* [Material supplied]:
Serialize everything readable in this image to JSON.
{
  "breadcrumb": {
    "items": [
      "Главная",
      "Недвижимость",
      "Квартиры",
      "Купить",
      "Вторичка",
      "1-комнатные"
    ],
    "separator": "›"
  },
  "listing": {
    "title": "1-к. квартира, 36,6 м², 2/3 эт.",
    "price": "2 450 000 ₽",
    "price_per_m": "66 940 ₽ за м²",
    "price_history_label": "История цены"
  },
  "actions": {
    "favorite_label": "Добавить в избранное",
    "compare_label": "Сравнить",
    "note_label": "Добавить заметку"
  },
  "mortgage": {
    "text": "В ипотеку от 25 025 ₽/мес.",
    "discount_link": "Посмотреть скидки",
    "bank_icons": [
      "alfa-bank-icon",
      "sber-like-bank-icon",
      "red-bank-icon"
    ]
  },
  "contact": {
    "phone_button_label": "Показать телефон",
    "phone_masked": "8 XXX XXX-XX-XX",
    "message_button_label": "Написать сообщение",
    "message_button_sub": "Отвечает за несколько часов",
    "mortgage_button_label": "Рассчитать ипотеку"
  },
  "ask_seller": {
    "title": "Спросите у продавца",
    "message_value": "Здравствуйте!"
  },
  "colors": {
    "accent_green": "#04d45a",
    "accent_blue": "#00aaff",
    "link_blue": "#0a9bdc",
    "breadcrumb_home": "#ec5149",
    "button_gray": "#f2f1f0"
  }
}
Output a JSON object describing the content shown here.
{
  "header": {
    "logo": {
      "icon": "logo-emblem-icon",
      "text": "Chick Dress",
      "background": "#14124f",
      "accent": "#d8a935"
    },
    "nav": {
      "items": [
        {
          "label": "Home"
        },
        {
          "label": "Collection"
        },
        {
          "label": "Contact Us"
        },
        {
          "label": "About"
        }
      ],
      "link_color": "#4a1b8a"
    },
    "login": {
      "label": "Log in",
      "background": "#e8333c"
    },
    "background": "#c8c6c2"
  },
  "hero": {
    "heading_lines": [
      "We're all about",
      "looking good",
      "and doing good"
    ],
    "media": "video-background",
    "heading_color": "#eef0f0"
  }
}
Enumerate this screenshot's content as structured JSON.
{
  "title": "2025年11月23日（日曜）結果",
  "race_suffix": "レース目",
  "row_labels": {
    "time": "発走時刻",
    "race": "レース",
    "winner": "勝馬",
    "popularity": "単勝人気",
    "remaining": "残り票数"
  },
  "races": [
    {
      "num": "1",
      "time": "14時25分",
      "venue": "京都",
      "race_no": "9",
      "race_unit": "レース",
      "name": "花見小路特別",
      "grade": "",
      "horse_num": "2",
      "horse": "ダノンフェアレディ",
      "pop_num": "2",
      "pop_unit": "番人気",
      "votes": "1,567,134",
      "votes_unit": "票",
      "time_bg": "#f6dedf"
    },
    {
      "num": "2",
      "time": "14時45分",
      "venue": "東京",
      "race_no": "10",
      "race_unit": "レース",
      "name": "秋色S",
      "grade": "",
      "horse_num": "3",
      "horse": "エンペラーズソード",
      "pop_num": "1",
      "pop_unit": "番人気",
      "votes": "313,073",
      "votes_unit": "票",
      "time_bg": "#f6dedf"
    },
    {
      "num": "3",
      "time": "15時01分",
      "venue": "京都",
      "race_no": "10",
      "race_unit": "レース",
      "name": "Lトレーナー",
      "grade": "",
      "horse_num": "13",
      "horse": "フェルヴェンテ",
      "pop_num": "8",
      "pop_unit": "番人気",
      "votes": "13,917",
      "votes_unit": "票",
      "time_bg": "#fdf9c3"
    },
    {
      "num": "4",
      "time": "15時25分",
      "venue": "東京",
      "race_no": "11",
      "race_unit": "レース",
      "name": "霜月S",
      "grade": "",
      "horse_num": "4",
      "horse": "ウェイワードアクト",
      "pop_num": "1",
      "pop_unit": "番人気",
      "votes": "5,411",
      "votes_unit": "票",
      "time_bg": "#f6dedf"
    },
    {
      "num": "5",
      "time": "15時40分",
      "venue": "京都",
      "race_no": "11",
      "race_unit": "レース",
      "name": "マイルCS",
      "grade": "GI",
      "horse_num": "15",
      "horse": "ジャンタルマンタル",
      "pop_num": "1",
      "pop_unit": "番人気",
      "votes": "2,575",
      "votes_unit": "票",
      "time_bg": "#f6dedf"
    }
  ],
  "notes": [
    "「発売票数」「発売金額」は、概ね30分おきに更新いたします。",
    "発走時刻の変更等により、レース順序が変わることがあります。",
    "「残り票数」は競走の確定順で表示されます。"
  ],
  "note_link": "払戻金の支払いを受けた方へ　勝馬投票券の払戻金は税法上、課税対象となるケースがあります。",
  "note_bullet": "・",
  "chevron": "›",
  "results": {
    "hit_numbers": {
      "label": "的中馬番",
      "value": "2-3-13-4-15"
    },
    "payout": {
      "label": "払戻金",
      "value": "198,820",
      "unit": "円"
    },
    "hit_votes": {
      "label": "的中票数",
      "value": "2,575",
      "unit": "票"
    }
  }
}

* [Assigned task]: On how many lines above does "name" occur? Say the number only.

* [Expected output]: 5